In honor of Breast Cancer Awareness Month, The Museum of Fine Arts is featuring the “Think Pink” Exhibit.
The exhibit explores the color pink from the eighteenth century until today. Everything from the clothes, accessories and images on display show the evolution of the color pink overtime.
Revealed on the wall in the entrance of the exhibit lies the words “pink is one of the most evocative colors in the spectrum. Stylish, symbolic, and immensely popular, its use and meaning have evolved over time.”
Pink has caused controversy over the years. In and out of style, it is a statement color; it has and always will be.
When you think pink what word comes to your mind? Femininity? Innocence? Vibrancy? Couture?
The correct answer is all of the above.
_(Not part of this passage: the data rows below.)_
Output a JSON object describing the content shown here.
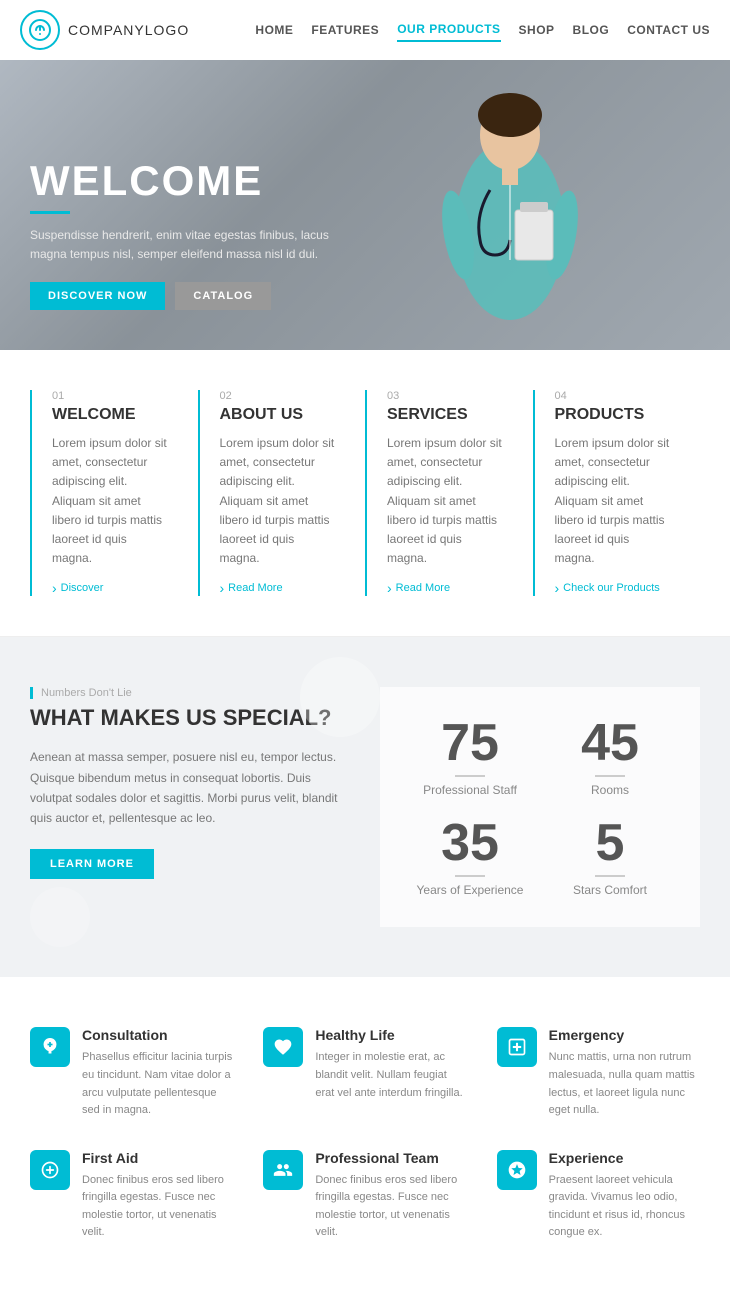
{
  "header": {
    "logo_icon": "⊕",
    "logo_text_bold": "COMPANY",
    "logo_text_normal": "LOGO",
    "nav_items": [
      {
        "label": "HOME",
        "active": false
      },
      {
        "label": "FEATURES",
        "active": false
      },
      {
        "label": "OUR PRODUCTS",
        "active": true
      },
      {
        "label": "SHOP",
        "active": false
      },
      {
        "label": "BLOG",
        "active": false
      },
      {
        "label": "CONTACT US",
        "active": false
      }
    ]
  },
  "hero": {
    "title": "WELCOME",
    "description": "Suspendisse hendrerit, enim vitae egestas finibus, lacus magna tempus nisl, semper eleifend massa nisl id dui.",
    "btn_primary": "DISCOVER NOW",
    "btn_secondary": "CATALOG"
  },
  "features": [
    {
      "num": "01",
      "title": "WELCOME",
      "text": "Lorem ipsum dolor sit amet, consectetur adipiscing elit. Aliquam sit amet libero id turpis mattis laoreet id quis magna.",
      "link": "Discover"
    },
    {
      "num": "02",
      "title": "ABOUT US",
      "text": "Lorem ipsum dolor sit amet, consectetur adipiscing elit. Aliquam sit amet libero id turpis mattis laoreet id quis magna.",
      "link": "Read More"
    },
    {
      "num": "03",
      "title": "SERVICES",
      "text": "Lorem ipsum dolor sit amet, consectetur adipiscing elit. Aliquam sit amet libero id turpis mattis laoreet id quis magna.",
      "link": "Read More"
    },
    {
      "num": "04",
      "title": "PRODUCTS",
      "text": "Lorem ipsum dolor sit amet, consectetur adipiscing elit. Aliquam sit amet libero id turpis mattis laoreet id quis magna.",
      "link": "Check our Products"
    }
  ],
  "stats": {
    "label": "Numbers Don't Lie",
    "title": "WHAT MAKES US SPECIAL?",
    "text": "Aenean at massa semper, posuere nisl eu, tempor lectus. Quisque bibendum metus in consequat lobortis. Duis volutpat sodales dolor et sagittis. Morbi purus velit, blandit quis auctor et, pellentesque ac leo.",
    "btn_label": "LEARN MORE",
    "numbers": [
      {
        "value": "75",
        "label": "Professional Staff"
      },
      {
        "value": "45",
        "label": "Rooms"
      },
      {
        "value": "35",
        "label": "Years of Experience"
      },
      {
        "value": "5",
        "label": "Stars Comfort"
      }
    ]
  },
  "services": [
    {
      "icon": "🔬",
      "title": "Consultation",
      "text": "Phasellus efficitur lacinia turpis eu tincidunt. Nam vitae dolor a arcu vulputate pellentesque sed in magna."
    },
    {
      "icon": "♥",
      "title": "Healthy Life",
      "text": "Integer in molestie erat, ac blandit velit. Nullam feugiat erat vel ante interdum fringilla."
    },
    {
      "icon": "🏥",
      "title": "Emergency",
      "text": "Nunc mattis, urna non rutrum malesuada, nulla quam mattis lectus, et laoreet ligula nunc eget nulla."
    },
    {
      "icon": "⚙",
      "title": "First Aid",
      "text": "Donec finibus eros sed libero fringilla egestas. Fusce nec molestie tortor, ut venenatis velit."
    },
    {
      "icon": "👤",
      "title": "Professional Team",
      "text": "Donec finibus eros sed libero fringilla egestas. Fusce nec molestie tortor, ut venenatis velit."
    },
    {
      "icon": "⏳",
      "title": "Experience",
      "text": "Praesent laoreet vehicula gravida. Vivamus leo odio, tincidunt et risus id, rhoncus congue ex."
    }
  ]
}
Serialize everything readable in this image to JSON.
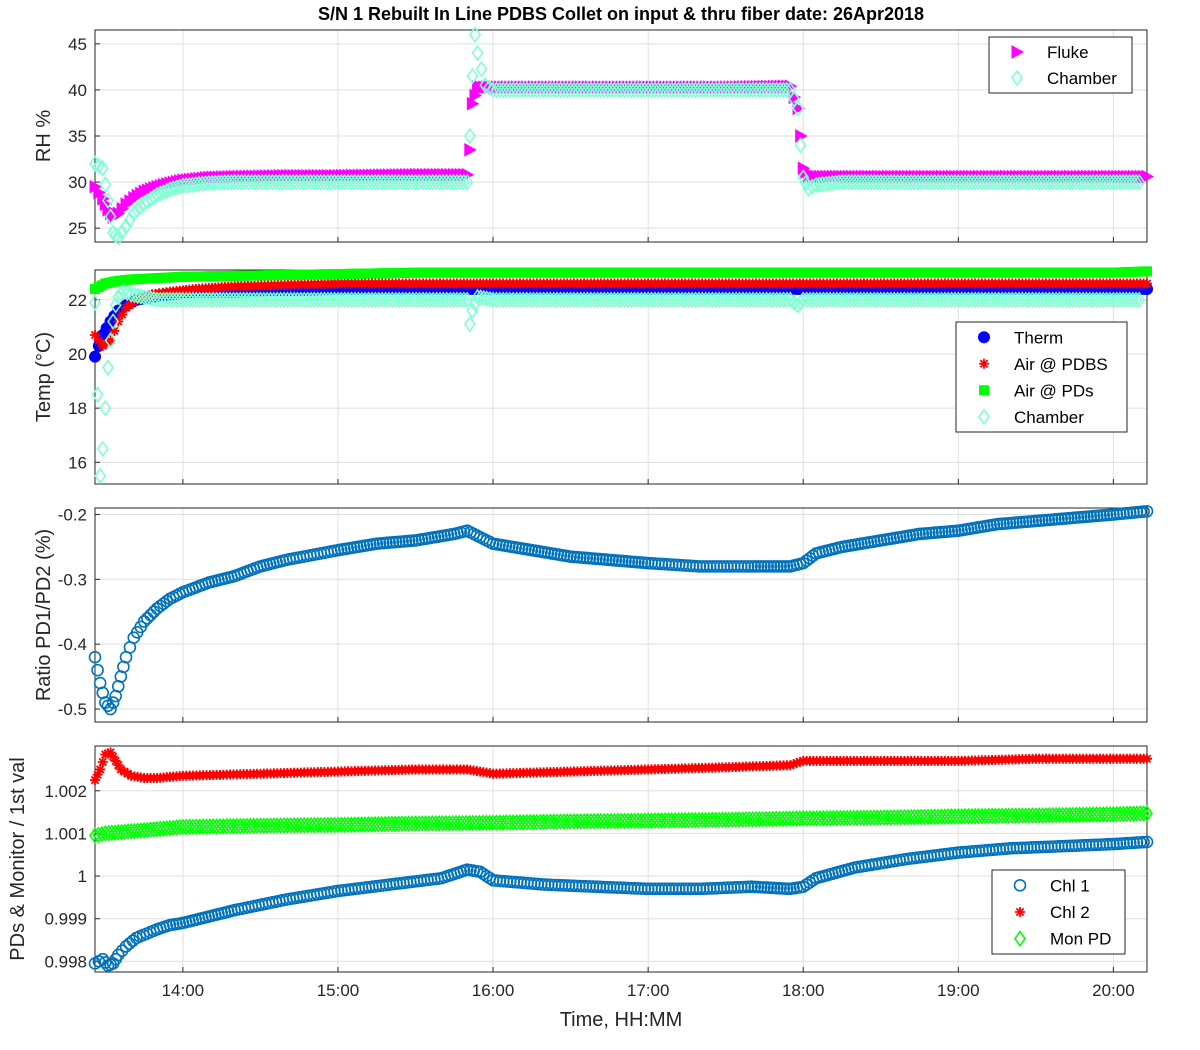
{
  "chart_data": [
    {
      "type": "scatter",
      "title": "S/N 1 Rebuilt In Line PDBS Collet on input & thru fiber date: 26Apr2018",
      "ylabel": "RH %",
      "xlabel": "",
      "xlim": [
        "13:26",
        "20:13"
      ],
      "ylim": [
        23.5,
        46.5
      ],
      "yticks": [
        "25",
        "30",
        "35",
        "40",
        "45"
      ],
      "grid": true,
      "legend": "top-right",
      "series": [
        {
          "name": "Fluke",
          "marker": "triangle-right",
          "color": "#ff00ff",
          "x": [
            "13:26",
            "13:29",
            "13:31",
            "13:33",
            "13:35",
            "13:38",
            "13:41",
            "13:45",
            "13:50",
            "13:55",
            "14:00",
            "14:10",
            "14:20",
            "14:40",
            "15:00",
            "15:30",
            "15:50",
            "15:51",
            "15:52",
            "15:54",
            "16:00",
            "16:30",
            "17:00",
            "17:30",
            "17:55",
            "17:58",
            "17:59",
            "18:00",
            "18:02",
            "18:05",
            "18:15",
            "18:30",
            "19:00",
            "19:30",
            "20:00",
            "20:13"
          ],
          "y": [
            29.5,
            28.2,
            27.0,
            26.2,
            26.6,
            27.6,
            28.3,
            29.0,
            29.5,
            29.9,
            30.2,
            30.5,
            30.6,
            30.7,
            30.7,
            30.8,
            30.8,
            33.5,
            38.5,
            40.3,
            40.3,
            40.3,
            40.3,
            40.3,
            40.4,
            38.0,
            35.0,
            31.5,
            30.7,
            30.6,
            30.6,
            30.6,
            30.6,
            30.6,
            30.6,
            30.6
          ]
        },
        {
          "name": "Chamber",
          "marker": "diamond",
          "color": "#7fffd4",
          "x": [
            "13:26",
            "13:29",
            "13:31",
            "13:33",
            "13:35",
            "13:38",
            "13:41",
            "13:45",
            "13:50",
            "13:55",
            "14:00",
            "14:10",
            "14:20",
            "14:40",
            "15:00",
            "15:30",
            "15:50",
            "15:51",
            "15:52",
            "15:53",
            "15:54",
            "15:57",
            "16:00",
            "16:30",
            "17:00",
            "17:30",
            "17:55",
            "17:58",
            "17:59",
            "18:00",
            "18:02",
            "18:05",
            "18:15",
            "18:30",
            "19:00",
            "19:30",
            "20:00",
            "20:10"
          ],
          "y": [
            32.0,
            31.5,
            28.0,
            24.5,
            24.0,
            25.2,
            26.6,
            27.7,
            28.6,
            29.2,
            29.6,
            29.9,
            30.0,
            30.0,
            30.0,
            30.0,
            30.0,
            35.0,
            41.5,
            46.0,
            44.0,
            40.5,
            40.0,
            40.0,
            40.0,
            40.0,
            40.0,
            38.0,
            34.0,
            30.5,
            29.3,
            29.7,
            30.0,
            30.0,
            30.0,
            30.0,
            30.0,
            30.0
          ]
        }
      ]
    },
    {
      "type": "scatter",
      "title": "",
      "ylabel": "Temp (°C)",
      "xlabel": "",
      "xlim": [
        "13:26",
        "20:13"
      ],
      "ylim": [
        15.2,
        23.1
      ],
      "yticks": [
        "16",
        "18",
        "20",
        "22"
      ],
      "grid": true,
      "legend": "right",
      "series": [
        {
          "name": "Therm",
          "marker": "circle",
          "color": "#0000ff",
          "x": [
            "13:26",
            "13:29",
            "13:32",
            "13:35",
            "13:38",
            "13:42",
            "13:48",
            "13:55",
            "14:05",
            "14:20",
            "15:00",
            "15:50",
            "16:00",
            "17:00",
            "18:00",
            "19:00",
            "20:00",
            "20:13"
          ],
          "y": [
            19.9,
            20.7,
            21.2,
            21.6,
            21.8,
            22.0,
            22.1,
            22.2,
            22.3,
            22.3,
            22.4,
            22.4,
            22.4,
            22.4,
            22.4,
            22.4,
            22.4,
            22.4
          ]
        },
        {
          "name": "Air @ PDBS",
          "marker": "asterisk",
          "color": "#ff0000",
          "x": [
            "13:26",
            "13:29",
            "13:32",
            "13:35",
            "13:38",
            "13:42",
            "13:48",
            "13:55",
            "14:05",
            "14:20",
            "15:00",
            "15:50",
            "16:00",
            "17:00",
            "18:00",
            "19:00",
            "20:00",
            "20:13"
          ],
          "y": [
            20.7,
            20.3,
            20.5,
            21.2,
            21.7,
            22.0,
            22.2,
            22.3,
            22.4,
            22.5,
            22.6,
            22.6,
            22.6,
            22.6,
            22.6,
            22.6,
            22.6,
            22.6
          ]
        },
        {
          "name": "Air @ PDs",
          "marker": "square",
          "color": "#00ff00",
          "x": [
            "13:26",
            "13:30",
            "13:35",
            "13:40",
            "13:50",
            "14:00",
            "14:30",
            "15:00",
            "15:30",
            "16:00",
            "17:00",
            "18:00",
            "19:00",
            "20:00",
            "20:13"
          ],
          "y": [
            22.4,
            22.6,
            22.7,
            22.75,
            22.8,
            22.85,
            22.9,
            22.95,
            23.0,
            23.0,
            23.0,
            23.0,
            23.0,
            23.0,
            23.05
          ]
        },
        {
          "name": "Chamber",
          "marker": "diamond",
          "color": "#7fffd4",
          "x": [
            "13:26",
            "13:27",
            "13:28",
            "13:29",
            "13:30",
            "13:31",
            "13:32",
            "13:33",
            "13:34",
            "13:35",
            "13:37",
            "13:40",
            "13:45",
            "13:50",
            "14:00",
            "15:00",
            "15:50",
            "15:51",
            "15:52",
            "15:54",
            "16:00",
            "17:00",
            "17:55",
            "17:58",
            "18:00",
            "19:00",
            "20:00",
            "20:10"
          ],
          "y": [
            21.9,
            18.5,
            15.5,
            16.5,
            18.0,
            19.5,
            20.5,
            21.2,
            21.8,
            22.1,
            22.3,
            22.2,
            22.1,
            22.0,
            22.0,
            22.0,
            22.0,
            21.1,
            21.6,
            22.1,
            22.0,
            22.0,
            22.0,
            21.8,
            22.0,
            22.0,
            22.0,
            22.0
          ]
        }
      ]
    },
    {
      "type": "scatter",
      "title": "",
      "ylabel": "Ratio PD1/PD2 (%)",
      "xlabel": "",
      "xlim": [
        "13:26",
        "20:13"
      ],
      "ylim": [
        -0.52,
        -0.19
      ],
      "yticks": [
        "-0.5",
        "-0.4",
        "-0.3",
        "-0.2"
      ],
      "grid": true,
      "legend": "none",
      "series": [
        {
          "name": "",
          "marker": "circle",
          "color": "#0072bd",
          "x": [
            "13:26",
            "13:28",
            "13:30",
            "13:32",
            "13:34",
            "13:36",
            "13:38",
            "13:41",
            "13:45",
            "13:50",
            "13:55",
            "14:00",
            "14:10",
            "14:20",
            "14:30",
            "14:40",
            "15:00",
            "15:15",
            "15:30",
            "15:45",
            "15:50",
            "15:55",
            "16:00",
            "16:15",
            "16:30",
            "16:45",
            "17:00",
            "17:20",
            "17:40",
            "17:55",
            "18:00",
            "18:05",
            "18:15",
            "18:30",
            "18:45",
            "19:00",
            "19:15",
            "19:30",
            "19:45",
            "20:00",
            "20:13"
          ],
          "y": [
            -0.42,
            -0.46,
            -0.49,
            -0.5,
            -0.48,
            -0.45,
            -0.42,
            -0.39,
            -0.365,
            -0.345,
            -0.33,
            -0.32,
            -0.305,
            -0.295,
            -0.28,
            -0.27,
            -0.255,
            -0.245,
            -0.24,
            -0.23,
            -0.225,
            -0.235,
            -0.245,
            -0.255,
            -0.265,
            -0.27,
            -0.275,
            -0.28,
            -0.28,
            -0.28,
            -0.275,
            -0.26,
            -0.25,
            -0.24,
            -0.23,
            -0.225,
            -0.215,
            -0.21,
            -0.205,
            -0.2,
            -0.195
          ]
        }
      ]
    },
    {
      "type": "scatter",
      "title": "",
      "ylabel": "PDs & Monitor / 1st val",
      "xlabel": "Time, HH:MM",
      "xlim": [
        "13:26",
        "20:13"
      ],
      "ylim": [
        0.99775,
        1.00305
      ],
      "yticks": [
        "0.998",
        "0.999",
        "1",
        "1.001",
        "1.002"
      ],
      "xticks": [
        "14:00",
        "15:00",
        "16:00",
        "17:00",
        "18:00",
        "19:00",
        "20:00"
      ],
      "grid": true,
      "legend": "bottom-right",
      "series": [
        {
          "name": "Chl 1",
          "marker": "circle",
          "color": "#0072bd",
          "x": [
            "13:26",
            "13:29",
            "13:31",
            "13:33",
            "13:35",
            "13:38",
            "13:42",
            "13:46",
            "13:50",
            "13:55",
            "14:00",
            "14:10",
            "14:20",
            "14:40",
            "15:00",
            "15:20",
            "15:40",
            "15:50",
            "15:55",
            "16:00",
            "16:20",
            "16:40",
            "17:00",
            "17:20",
            "17:40",
            "17:55",
            "18:00",
            "18:05",
            "18:20",
            "18:40",
            "19:00",
            "19:20",
            "19:40",
            "20:00",
            "20:13"
          ],
          "y": [
            0.99795,
            0.99805,
            0.9979,
            0.99795,
            0.99815,
            0.99835,
            0.99855,
            0.99865,
            0.99875,
            0.99885,
            0.9989,
            0.99905,
            0.9992,
            0.99945,
            0.99965,
            0.9998,
            0.99995,
            1.00015,
            1.0001,
            0.9999,
            0.9998,
            0.99975,
            0.9997,
            0.9997,
            0.99975,
            0.9997,
            0.99975,
            0.99995,
            1.0002,
            1.0004,
            1.00055,
            1.00065,
            1.0007,
            1.00075,
            1.0008
          ]
        },
        {
          "name": "Chl 2",
          "marker": "asterisk",
          "color": "#ff0000",
          "x": [
            "13:26",
            "13:28",
            "13:30",
            "13:32",
            "13:34",
            "13:36",
            "13:40",
            "13:45",
            "13:50",
            "14:00",
            "14:30",
            "15:00",
            "15:30",
            "15:50",
            "16:00",
            "16:30",
            "17:00",
            "17:30",
            "17:55",
            "18:00",
            "18:30",
            "19:00",
            "19:30",
            "20:00",
            "20:13"
          ],
          "y": [
            1.00225,
            1.0025,
            1.00285,
            1.0029,
            1.0027,
            1.0025,
            1.00235,
            1.0023,
            1.0023,
            1.00235,
            1.0024,
            1.00245,
            1.0025,
            1.0025,
            1.0024,
            1.00245,
            1.0025,
            1.00255,
            1.0026,
            1.0027,
            1.0027,
            1.0027,
            1.00275,
            1.00275,
            1.00275
          ]
        },
        {
          "name": "Mon PD",
          "marker": "diamond",
          "color": "#00ff00",
          "x": [
            "13:26",
            "13:30",
            "13:40",
            "13:50",
            "14:00",
            "14:30",
            "15:00",
            "15:30",
            "16:00",
            "16:30",
            "17:00",
            "17:30",
            "18:00",
            "18:30",
            "19:00",
            "19:30",
            "20:00",
            "20:13"
          ],
          "y": [
            1.00095,
            1.001,
            1.00105,
            1.0011,
            1.00115,
            1.00118,
            1.0012,
            1.00123,
            1.00125,
            1.00128,
            1.0013,
            1.00132,
            1.00135,
            1.00137,
            1.0014,
            1.00142,
            1.00145,
            1.00147
          ]
        }
      ]
    }
  ]
}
Beginning in the eighteenth century, the color pink was in such high demand that “jewelers backed paled stones with vibrant pink- colored foils to enhance their appearance.”
By the nineteenth century pink topaz specifically from Brazil was the “it” item in fashion.
Pieces similar to the necklace featured here were displayed in stores that are still
popular today such as Tiffany & Co. in New York City. Tiffany & Co has now
expanded and has stores all around the world.
Accessories such as hats and gloves with feminine touches were also big items in the eighteenth and nineteenth century.
The same goes for feathered head pieces. Feathers were huge in the nineteenth century and are used as statement pieces today.
Wise designer Coco Chanel once said “fashion fades, only style remains the same.” This is proved true in this exhibit. The exhibit focuses on the idea that pink is a unique color in the fashion industry.
Designers such as Christian Dior and Christian Louboutin place the color pink with sexuality and fecundity, meaning the color never goes out of style as long as it is used in the right way.
Through the eighteenth century until today, corsets have been used as sexy feminine pieces. Displayed in hot pink within the exhibit, these items can still be found in stores today such as Victoria Secret.
Women from the dawn of time have always been known to want to feel sensual while still holding their innocence. A Peignoir set designed by Gretchen Fenston in 1987 (currently on display in the exhibit) is one of the many pale pink silk pieces that can be found in lingerie stores today.
Last but definitely not least, pink dresses have only advanced over time. From slinky flapper dresses covered in fuchsia sequence, to floor length dresses made of breathable pale pink material, pink dresses will always be a feminine piece to add sugar and spice to every girls wardrobe.
The Think Pink exhibit is a must see for every fashionista. It will be on display until May of 2014, so be sure to make time to go appreciate the art that is the color pink in the fashion industry, yesterday, today and the future.
(Facts and images taken from the think Pink Exhibit at the Museum of Fine Arts)